  • Parameter tuning improvement is still overshadowed by the difference between the estimated and the true cardinalities.
  • We observe that tuning improves the predictive power of the cost model: the median error decreases from 38% to 30%.

5.4 Are Complex Cost Models Necessary?

  • In order to find out whether the complexity of cost models is actually necessary in a main-memory setting, we contrast it with a very simple cost function.
  • We see that even our trivial cost model is able to fairly accurately predict the query runtime using the true cardinalities, this allows us to reiterate our main message that cardinality estimation is much more crucial than the cost model.

6. Plan Space

  • We use the in-memory cost model from Section 5.4 and assume that it perfectly predicts the query runtime, giving us a very good approximation of the runtime the plan would have in reality, such that we could compare a large number of plans without executing all of them.

6.1 How Important Is the Join Order?

  • We use the Quickpick algorithm to visualize the costs of different join orders. Quickpick is a simple, randomized algorithm that picks joins edges at random until all joined relations are fully connected.
  • Join order matters: the slowest or even median cost is generally multiple orders of magnitude more expensive than the cheapest plan.

6.2 Are Bushy Trees Necessary?

  • Using hash joins, right-deep trees are executed by first creating hash tables out of each relation except one before probing in all of these hash tables in a pipelined fashion, whereas in left-deep trees, a new hash table is built from the result of each join. In zig-zag trees, which are a super set of all left- and right-deep trees, each join operator must have at least one base relation as input.
  • In general, zig-zag trees are better than left-deep trees, and right-deep trees are the worst.

6.3 Are Heuristics Good Enough?

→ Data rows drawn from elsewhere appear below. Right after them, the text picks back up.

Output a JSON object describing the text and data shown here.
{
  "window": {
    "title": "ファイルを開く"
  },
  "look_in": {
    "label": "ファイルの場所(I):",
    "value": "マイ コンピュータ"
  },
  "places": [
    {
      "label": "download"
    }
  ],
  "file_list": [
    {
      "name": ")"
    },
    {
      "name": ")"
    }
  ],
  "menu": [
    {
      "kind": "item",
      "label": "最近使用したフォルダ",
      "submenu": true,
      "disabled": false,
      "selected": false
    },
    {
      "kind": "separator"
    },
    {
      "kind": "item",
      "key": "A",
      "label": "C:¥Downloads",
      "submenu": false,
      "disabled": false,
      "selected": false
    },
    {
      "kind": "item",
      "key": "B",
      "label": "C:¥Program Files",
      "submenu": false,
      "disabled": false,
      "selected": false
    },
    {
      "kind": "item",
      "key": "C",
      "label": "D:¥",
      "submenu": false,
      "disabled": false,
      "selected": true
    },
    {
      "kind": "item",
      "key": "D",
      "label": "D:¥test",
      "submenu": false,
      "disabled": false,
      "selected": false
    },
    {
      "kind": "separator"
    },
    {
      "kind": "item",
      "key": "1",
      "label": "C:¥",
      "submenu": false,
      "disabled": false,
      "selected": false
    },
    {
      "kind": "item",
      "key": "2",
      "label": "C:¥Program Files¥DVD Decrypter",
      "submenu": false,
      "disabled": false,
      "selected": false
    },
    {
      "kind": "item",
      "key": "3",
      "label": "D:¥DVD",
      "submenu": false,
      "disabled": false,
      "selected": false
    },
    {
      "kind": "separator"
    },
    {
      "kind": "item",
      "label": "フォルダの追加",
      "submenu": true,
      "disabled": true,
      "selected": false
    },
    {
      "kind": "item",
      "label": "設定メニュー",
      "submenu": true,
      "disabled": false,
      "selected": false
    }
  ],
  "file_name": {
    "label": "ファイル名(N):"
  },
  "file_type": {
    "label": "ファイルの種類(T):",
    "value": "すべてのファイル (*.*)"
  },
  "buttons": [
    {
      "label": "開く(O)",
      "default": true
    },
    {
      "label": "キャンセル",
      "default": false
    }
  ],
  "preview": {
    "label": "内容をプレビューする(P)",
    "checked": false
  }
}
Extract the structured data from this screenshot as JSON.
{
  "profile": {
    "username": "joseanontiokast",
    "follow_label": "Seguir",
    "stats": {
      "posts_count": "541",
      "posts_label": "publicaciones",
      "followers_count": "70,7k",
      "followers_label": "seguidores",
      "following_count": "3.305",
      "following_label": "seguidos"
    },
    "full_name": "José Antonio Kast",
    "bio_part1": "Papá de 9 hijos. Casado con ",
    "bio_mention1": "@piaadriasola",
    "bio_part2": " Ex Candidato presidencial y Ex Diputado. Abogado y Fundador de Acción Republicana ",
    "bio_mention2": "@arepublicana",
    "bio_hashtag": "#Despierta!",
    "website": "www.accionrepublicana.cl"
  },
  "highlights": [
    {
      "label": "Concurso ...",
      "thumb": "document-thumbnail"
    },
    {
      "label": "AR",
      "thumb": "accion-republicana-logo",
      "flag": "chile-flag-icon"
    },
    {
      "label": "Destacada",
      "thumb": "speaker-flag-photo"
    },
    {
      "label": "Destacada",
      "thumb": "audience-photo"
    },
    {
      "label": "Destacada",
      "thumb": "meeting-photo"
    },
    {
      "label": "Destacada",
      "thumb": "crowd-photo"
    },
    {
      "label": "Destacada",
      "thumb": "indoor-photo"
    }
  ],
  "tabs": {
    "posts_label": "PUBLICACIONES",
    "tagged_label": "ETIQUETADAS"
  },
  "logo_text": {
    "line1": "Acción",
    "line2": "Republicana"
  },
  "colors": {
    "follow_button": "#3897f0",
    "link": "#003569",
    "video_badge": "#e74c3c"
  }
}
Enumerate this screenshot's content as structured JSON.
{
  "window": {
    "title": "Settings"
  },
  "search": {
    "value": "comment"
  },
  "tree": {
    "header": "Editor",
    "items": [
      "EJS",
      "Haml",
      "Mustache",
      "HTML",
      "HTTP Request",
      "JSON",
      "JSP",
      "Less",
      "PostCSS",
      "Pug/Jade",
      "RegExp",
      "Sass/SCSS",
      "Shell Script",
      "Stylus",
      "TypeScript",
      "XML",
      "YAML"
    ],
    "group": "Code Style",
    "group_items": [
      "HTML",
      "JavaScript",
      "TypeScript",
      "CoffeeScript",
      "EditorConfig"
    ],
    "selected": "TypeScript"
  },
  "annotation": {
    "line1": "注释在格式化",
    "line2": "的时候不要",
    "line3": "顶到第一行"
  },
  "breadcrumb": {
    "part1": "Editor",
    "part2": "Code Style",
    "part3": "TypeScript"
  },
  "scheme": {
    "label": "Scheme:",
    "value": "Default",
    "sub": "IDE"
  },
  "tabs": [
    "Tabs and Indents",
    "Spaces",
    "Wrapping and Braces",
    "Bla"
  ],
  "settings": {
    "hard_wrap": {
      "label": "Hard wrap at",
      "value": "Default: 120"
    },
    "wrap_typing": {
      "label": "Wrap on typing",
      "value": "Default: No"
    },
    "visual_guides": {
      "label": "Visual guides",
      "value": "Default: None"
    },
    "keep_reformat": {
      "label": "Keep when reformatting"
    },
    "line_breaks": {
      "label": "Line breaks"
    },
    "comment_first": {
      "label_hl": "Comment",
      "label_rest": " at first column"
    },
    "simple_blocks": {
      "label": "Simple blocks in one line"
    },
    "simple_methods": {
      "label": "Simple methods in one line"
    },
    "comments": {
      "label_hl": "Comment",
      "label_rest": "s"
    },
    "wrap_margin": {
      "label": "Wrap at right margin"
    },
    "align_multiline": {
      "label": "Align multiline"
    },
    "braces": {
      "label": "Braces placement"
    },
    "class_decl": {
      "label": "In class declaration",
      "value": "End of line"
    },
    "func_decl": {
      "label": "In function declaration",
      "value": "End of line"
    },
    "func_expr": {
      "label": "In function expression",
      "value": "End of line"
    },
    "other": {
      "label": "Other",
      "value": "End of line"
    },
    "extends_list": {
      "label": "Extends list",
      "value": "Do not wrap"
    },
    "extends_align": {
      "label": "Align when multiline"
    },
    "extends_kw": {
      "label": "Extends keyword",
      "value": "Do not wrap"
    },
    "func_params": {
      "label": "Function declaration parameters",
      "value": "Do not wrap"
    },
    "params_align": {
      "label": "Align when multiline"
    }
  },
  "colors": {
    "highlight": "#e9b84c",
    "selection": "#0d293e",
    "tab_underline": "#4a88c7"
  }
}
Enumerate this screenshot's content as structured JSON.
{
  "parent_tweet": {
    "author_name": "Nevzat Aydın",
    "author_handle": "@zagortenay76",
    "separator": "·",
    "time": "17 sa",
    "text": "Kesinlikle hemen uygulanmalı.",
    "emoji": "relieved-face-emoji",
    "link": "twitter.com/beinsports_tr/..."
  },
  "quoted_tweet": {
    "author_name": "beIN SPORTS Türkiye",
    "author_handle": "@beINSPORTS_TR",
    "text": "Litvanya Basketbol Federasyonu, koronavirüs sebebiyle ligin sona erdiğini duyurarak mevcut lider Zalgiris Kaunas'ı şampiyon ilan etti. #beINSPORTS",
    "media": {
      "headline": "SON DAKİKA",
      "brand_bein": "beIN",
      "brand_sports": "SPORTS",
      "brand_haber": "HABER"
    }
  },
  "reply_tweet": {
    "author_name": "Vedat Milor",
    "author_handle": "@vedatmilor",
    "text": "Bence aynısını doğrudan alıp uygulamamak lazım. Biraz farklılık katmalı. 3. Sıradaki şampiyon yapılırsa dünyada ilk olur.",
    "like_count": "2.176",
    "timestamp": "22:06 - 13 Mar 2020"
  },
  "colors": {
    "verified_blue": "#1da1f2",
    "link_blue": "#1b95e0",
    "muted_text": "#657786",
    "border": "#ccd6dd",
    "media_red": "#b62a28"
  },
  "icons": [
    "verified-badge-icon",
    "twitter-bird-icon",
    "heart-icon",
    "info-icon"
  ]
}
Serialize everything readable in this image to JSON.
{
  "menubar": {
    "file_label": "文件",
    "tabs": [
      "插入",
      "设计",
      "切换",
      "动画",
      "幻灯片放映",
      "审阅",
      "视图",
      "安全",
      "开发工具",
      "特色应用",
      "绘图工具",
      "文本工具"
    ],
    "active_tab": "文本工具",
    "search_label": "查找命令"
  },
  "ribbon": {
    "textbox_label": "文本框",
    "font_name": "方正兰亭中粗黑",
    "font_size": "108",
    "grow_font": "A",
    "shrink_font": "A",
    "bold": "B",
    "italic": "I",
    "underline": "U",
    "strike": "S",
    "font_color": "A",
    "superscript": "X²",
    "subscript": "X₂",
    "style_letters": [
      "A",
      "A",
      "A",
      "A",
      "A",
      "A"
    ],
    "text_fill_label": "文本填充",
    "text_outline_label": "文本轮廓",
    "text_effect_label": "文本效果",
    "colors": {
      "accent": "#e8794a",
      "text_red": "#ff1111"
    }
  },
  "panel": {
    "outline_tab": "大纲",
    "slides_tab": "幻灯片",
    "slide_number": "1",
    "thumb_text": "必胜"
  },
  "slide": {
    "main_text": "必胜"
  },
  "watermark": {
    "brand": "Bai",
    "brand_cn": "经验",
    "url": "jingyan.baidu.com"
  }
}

  • Quickpick-1000, Greedy Operator Ordering (GOO)
  • enumerating all bushy trees exhaustively offers moderate but not insignificant performance benefits in comparison with algorithms that enumerate only a sub set of the search space. The performance potential from good cardinality estimates is certainly much larger.
  • Existing research work to better estimate result sizes of queries with join-crossing correlations
  • Exploiting query feedback
  • We found that the performance impact of estimation mistakes heavily depends on the physical database design.
  • Work to make systems adaptive to estimation mistakes
  • A radical approach is to move query optimization to runtime, when actual value-distributions become available.
  • Optimizing cost model
  • Plan enumeration
Written on November 1, 2017